Task ->
Scan the entries for "name". Every line that holds it is to be copied.
►
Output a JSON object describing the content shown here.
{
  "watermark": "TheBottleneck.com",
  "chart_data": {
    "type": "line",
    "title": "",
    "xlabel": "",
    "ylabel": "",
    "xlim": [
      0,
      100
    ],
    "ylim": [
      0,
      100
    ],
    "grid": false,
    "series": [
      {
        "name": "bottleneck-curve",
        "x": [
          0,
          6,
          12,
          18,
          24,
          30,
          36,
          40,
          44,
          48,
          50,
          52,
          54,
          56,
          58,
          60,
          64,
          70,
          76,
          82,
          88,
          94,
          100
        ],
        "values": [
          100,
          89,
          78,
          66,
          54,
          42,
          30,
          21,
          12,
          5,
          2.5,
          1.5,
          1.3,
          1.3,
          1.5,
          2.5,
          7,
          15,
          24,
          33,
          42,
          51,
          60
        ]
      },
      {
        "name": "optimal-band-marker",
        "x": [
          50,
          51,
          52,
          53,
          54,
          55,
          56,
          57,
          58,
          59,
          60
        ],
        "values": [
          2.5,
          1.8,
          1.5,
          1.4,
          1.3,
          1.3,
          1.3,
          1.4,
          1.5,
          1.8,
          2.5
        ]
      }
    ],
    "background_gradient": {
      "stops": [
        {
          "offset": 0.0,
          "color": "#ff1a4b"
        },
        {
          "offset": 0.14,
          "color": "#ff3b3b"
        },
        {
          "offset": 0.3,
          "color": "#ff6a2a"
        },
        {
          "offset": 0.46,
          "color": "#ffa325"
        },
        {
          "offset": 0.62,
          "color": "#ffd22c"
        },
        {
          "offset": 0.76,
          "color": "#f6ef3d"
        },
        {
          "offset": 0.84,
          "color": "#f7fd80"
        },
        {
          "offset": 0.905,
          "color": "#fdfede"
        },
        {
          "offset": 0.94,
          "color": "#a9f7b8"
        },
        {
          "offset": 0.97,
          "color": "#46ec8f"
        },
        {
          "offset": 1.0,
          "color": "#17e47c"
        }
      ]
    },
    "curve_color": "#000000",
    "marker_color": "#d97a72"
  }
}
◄
Solution to this exercise ->
        "name": "bottleneck-curve",
        "name": "optimal-band-marker",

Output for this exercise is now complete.